= ABOUT THIS EXERCISE =
Look through the data below. Collect every line where the word "Korea" occurs.

(DATA RECORDS begins)

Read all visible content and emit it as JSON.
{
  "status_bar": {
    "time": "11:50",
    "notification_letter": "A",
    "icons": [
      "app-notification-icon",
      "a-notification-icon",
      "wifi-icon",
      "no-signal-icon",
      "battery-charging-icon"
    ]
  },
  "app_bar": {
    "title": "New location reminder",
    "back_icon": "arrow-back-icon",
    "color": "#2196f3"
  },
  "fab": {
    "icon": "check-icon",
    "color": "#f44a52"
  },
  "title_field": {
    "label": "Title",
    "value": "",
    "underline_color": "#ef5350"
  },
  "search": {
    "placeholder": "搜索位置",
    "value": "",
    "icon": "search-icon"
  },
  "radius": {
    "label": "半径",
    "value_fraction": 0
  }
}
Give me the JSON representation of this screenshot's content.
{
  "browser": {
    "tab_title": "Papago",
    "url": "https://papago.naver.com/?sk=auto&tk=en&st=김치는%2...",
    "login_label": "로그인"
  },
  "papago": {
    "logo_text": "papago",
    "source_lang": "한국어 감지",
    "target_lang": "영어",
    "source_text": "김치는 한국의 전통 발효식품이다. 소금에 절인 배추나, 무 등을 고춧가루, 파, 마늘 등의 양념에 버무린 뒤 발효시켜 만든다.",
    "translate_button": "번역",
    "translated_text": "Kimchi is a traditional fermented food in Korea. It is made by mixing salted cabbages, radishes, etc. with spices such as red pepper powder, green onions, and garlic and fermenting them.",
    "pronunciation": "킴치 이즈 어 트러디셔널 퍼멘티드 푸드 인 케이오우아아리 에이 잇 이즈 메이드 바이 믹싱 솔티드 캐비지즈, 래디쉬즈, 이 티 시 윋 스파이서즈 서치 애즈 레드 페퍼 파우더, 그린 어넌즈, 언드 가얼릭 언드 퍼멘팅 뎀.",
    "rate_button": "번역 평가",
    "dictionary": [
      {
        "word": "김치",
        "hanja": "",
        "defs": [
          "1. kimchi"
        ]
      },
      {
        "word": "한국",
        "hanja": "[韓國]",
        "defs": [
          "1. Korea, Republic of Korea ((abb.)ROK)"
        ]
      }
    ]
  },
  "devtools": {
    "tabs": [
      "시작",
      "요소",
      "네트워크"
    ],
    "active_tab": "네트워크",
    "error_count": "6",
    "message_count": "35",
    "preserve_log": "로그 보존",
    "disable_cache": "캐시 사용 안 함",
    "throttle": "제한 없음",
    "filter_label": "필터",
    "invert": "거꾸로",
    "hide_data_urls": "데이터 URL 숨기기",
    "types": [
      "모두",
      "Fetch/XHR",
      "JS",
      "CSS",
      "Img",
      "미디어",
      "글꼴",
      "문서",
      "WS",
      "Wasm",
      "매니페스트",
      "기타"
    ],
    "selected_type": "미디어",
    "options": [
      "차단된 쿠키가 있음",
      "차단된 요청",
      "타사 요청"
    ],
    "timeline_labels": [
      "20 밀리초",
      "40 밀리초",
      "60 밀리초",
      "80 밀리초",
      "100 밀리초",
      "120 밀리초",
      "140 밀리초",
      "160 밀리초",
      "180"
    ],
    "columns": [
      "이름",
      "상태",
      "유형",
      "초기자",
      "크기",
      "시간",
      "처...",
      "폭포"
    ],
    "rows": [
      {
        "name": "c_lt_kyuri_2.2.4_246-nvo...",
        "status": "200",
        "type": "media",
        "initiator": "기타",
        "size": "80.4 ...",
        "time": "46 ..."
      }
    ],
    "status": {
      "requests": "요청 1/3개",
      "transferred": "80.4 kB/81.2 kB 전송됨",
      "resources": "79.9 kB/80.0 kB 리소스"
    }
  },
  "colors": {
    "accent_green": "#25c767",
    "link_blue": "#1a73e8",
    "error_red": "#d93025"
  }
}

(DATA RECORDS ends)

= REPLY =
    "translated_text": "Kimchi is a traditional fermented food in Korea. It is made by mixing salted cabbages, radishes, etc. with spices such as red pepper powder, green onions, and garlic and fermenting them.",
          "1. Korea, Republic of Korea ((abb.)ROK)"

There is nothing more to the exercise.